The Oberoi Group has indeed created an enchantment here in the foothills of the mighty Punjab with this collection of pavilions in the manner of the pleasure gardens of India’s golden age.

The Oberoi Udavilās , Udaipur

The 200-year-old former hunting grounds of the maharanas of Mewar boast the ultimate trophy: The Oberoi Udaivilās, Udaipur. Spread over 50 acres on the banks of Lake Pichola in Udaipur, the ‘Venice of the East’, the property is another one of the Oberoi’s ‘vilas’ properties, shining along the same lines as its siblings: a maze of domes, scalloped arches and creamy stone with water features and verdant gardens. An intricate layout of interconnecting domes and corridors reflects the city itself, whose seven major lakes are linked by canals. A 20-acre wildlife sanctuary with deer and wild boar is another enjoyable feature.
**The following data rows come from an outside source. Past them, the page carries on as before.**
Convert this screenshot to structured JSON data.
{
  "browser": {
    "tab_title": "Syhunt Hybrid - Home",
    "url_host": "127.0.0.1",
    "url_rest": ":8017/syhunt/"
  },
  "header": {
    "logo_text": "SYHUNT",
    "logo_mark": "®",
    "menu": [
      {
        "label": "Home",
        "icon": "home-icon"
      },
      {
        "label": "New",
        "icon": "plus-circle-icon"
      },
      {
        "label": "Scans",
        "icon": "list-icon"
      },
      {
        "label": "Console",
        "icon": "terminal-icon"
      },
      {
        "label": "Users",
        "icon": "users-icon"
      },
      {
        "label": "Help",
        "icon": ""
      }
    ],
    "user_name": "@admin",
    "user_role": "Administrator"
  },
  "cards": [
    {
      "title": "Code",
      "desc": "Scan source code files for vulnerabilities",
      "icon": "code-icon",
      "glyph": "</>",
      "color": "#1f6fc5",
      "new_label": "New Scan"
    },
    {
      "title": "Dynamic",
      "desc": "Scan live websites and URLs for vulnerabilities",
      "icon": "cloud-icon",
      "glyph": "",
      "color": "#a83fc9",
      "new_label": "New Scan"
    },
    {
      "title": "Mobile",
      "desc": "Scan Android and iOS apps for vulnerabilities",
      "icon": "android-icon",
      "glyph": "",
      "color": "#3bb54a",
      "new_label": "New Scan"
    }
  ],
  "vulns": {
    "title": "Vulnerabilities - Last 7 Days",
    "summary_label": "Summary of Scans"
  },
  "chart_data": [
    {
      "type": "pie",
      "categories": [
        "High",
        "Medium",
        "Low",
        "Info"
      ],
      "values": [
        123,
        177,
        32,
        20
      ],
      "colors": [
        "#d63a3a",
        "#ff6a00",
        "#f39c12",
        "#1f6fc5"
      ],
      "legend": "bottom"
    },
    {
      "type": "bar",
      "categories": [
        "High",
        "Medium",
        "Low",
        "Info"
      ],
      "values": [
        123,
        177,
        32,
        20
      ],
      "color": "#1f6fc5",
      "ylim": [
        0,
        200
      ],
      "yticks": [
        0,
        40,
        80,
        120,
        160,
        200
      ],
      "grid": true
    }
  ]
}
Each detail of the building was carefully overseen by Chairman Mr. P. R. S. Oberoi. The predominantly single-storey structure rises with the slope of the land, creating different levels and views of the 17th and 18th century island palaces lining the lake. The colour of the walls is achieved with ghutai, a traditional lime-plastering technique that requires up to 18 months of preparation. Further heritage touches can be seen in the mirror inlay, inspired by Udaipur’s Lake Palace and City Palace, alongside art deco-style furniture and other period pieces. Guests are ferried across the lake by canopied boat. The lobby sets the scene with a gilded dome ceiling, complemented by glass chandeliers and a white Thassos marble fountain. The adjoining bar features burlwood-and-leather armchairs and chenille sofas. However, the most romantic is the adjacent Candle Room, a miniature sheesh mahal, where the reflection of candlelight dazzles against a dome encrusted with 1,000 pieces of glass.

The three restaurants face Lake Pichola. The Suryamahal, for all-day dining, has a 1930s-era colonial air, while Chandi has an elegant courtyard setting. Udaimahal is an octagonal space, with a domed ceiling, painted midnight blue with gold stars, evoking the night sky. The 90 rooms include five suites showcasing details such as a jharokha, or bay window seat. The Kohinoor Suite is the jewel in the crown, with miniature wall paintings, gold-domed ceilings and carved marble, plus a 20-metre private pool enshrined in frangipani trees. Overlooking the lake, the hotel spa, which offers a combination of Eastern and Western therapies, is the ideal way to relax after a day out exploring. Each treatment is

Gallery.

How may I help you? View Availability